Arabic radio interview for Al-Arabiya, contradicts previous statements
in which he stipulates that for unity government talks to continue,
Hamas must recognize Israel.
Abbas’ statements to US Secretary of State Condoleezza Rice and other officials last week that he would not form a coalition government with Hamas unless its members recognize Israel may cause Rice and the Israeli government to lose trust in the Palestinian leader, whom they saw as their only partner for peace. Because of Abbas’ willingness to cooperate with the West, Rice had offered to help Abbas restart Israeli-Palestinian negotiations.
But according to Abbas, his own Fatah party never officially recognized Israel. "The PLO, in 1993, recognized Israel as Israel recognized the PLO. Every person has the right to say 'I do not recognize.' Okay? It's your right. It is the right of every organization," said Abbas.
The difference between Fatah and Hamas is that Fatah has made numerous statements recognizing Israel. But Abbas told al-Arabiya that verbal recognition was essential in order to address "every day" Palestinian matters.
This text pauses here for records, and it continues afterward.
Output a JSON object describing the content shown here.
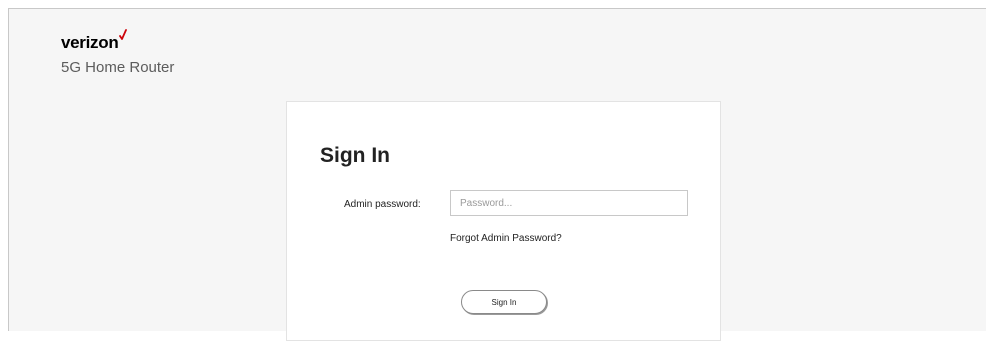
{
  "brand": {
    "logo_text": "verizon",
    "logo_mark": "red-checkmark",
    "accent_color": "#cd040b",
    "product_name": "5G Home Router"
  },
  "signin": {
    "title": "Sign In",
    "password_label": "Admin password:",
    "password_placeholder": "Password...",
    "password_value": "",
    "forgot_link": "Forgot Admin Password?",
    "submit_label": "Sign In"
  }
}
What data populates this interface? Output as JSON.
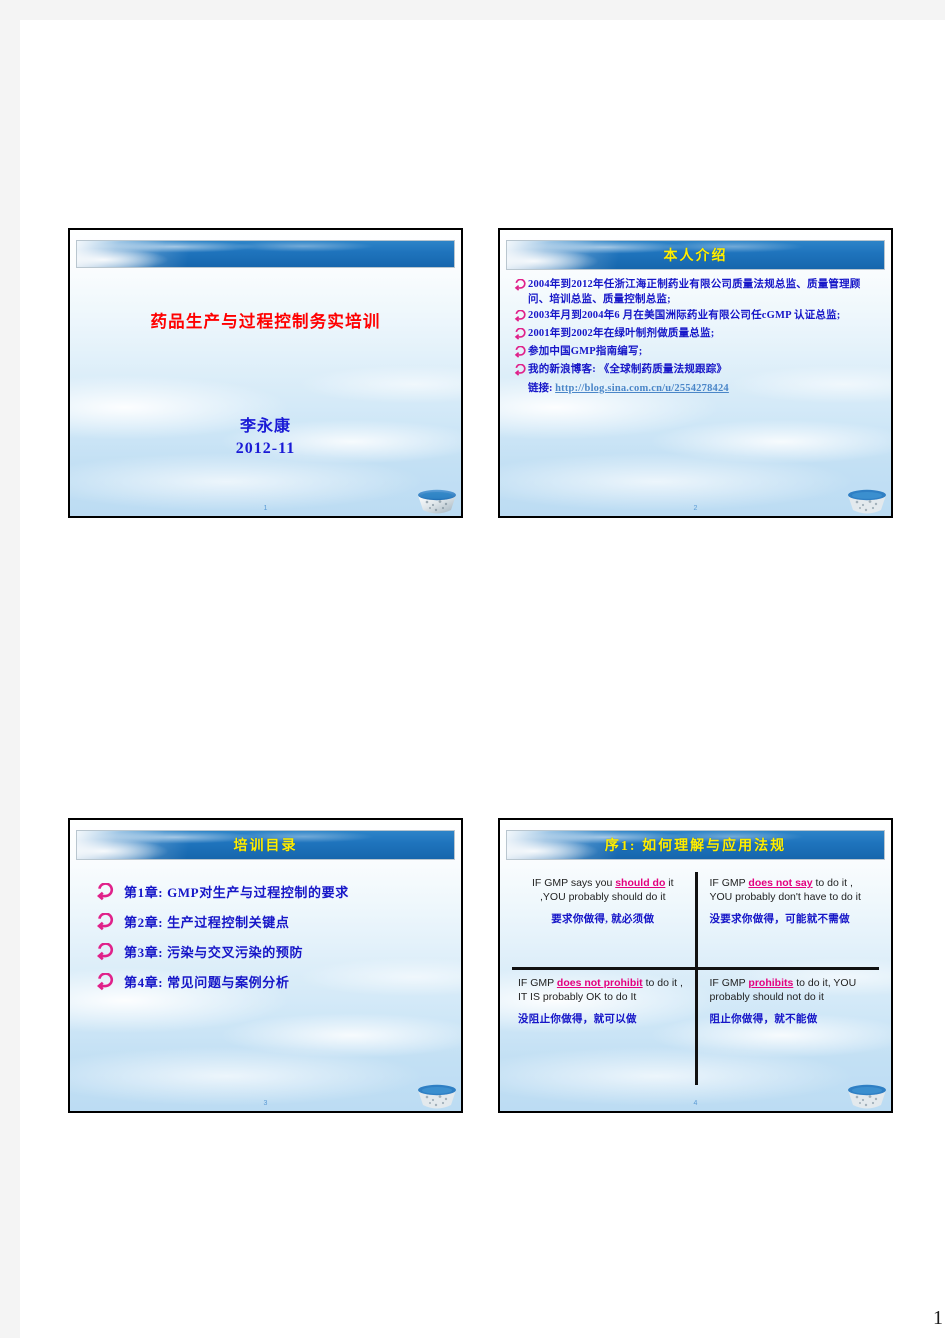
{
  "document": {
    "page_number": "1"
  },
  "slides": [
    {
      "number": "1",
      "title_cn": "药品生产与过程控制务实培训",
      "author": "李永康",
      "date": "2012-11"
    },
    {
      "number": "2",
      "band_title": "本人介绍",
      "bullets": [
        "2004年到2012年任浙江海正制药业有限公司质量法规总监、质量管理顾问、培训总监、质量控制总监;",
        "2003年月到2004年6 月在美国洲际药业有限公司任cGMP 认证总监;",
        "2001年到2002年在绿叶制剂做质量总监;",
        "参加中国GMP指南编写;",
        "我的新浪博客: 《全球制药质量法规跟踪》"
      ],
      "link_label": "链接:",
      "link_url": "http://blog.sina.com.cn/u/2554278424"
    },
    {
      "number": "3",
      "band_title": "培训目录",
      "bullets": [
        "第1章: GMP对生产与过程控制的要求",
        "第2章: 生产过程控制关键点",
        "第3章: 污染与交叉污染的预防",
        "第4章: 常见问题与案例分析"
      ]
    },
    {
      "number": "4",
      "band_title": "序1: 如何理解与应用法规",
      "quadrants": [
        {
          "en_pre": "IF GMP says you ",
          "en_hl": "should do",
          "en_post": " it ,YOU probably should do it",
          "cn": "要求你做得, 就必须做"
        },
        {
          "en_pre": " IF GMP ",
          "en_hl": "does not say",
          "en_post": " to do it , YOU probably don't have to do it",
          "cn": "没要求你做得，可能就不需做"
        },
        {
          "en_pre": " IF GMP ",
          "en_hl": "does not prohibit",
          "en_post": " to do it , IT IS probably OK to  do It",
          "cn": "没阻止你做得，就可以做"
        },
        {
          "en_pre": " IF GMP ",
          "en_hl": "prohibits",
          "en_post": " to do it,  YOU probably should not do it",
          "cn": "阻止你做得，就不能做"
        }
      ]
    }
  ],
  "colors": {
    "band_blue": "#1f74bd",
    "band_title_yellow": "#ffee00",
    "body_blue": "#1616c8",
    "title_red": "#ff0000",
    "highlight_pink": "#e4007f",
    "link_blue": "#4a86c8"
  }
}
Verbal recognition, he explained, only amounted to recognizing Israeli political counterparts, not the state itself.
Abbas means to say that mutual recognition is implicit once one entity, such as the Palestinian government interacts with another entity, like the government of Israel. It is impossible to negotiate or interact with someone without recognizing that the person or entity exists, a claim that Hamas has been making all along.
This is not the first time President Abbas has made contradicting statements in public. There seems to be a lack of communication between Hamas and Fatah leaders, especially in regards to the unity government, leading to confusion and distrust among each party’s respective members as well as the Palestinian people.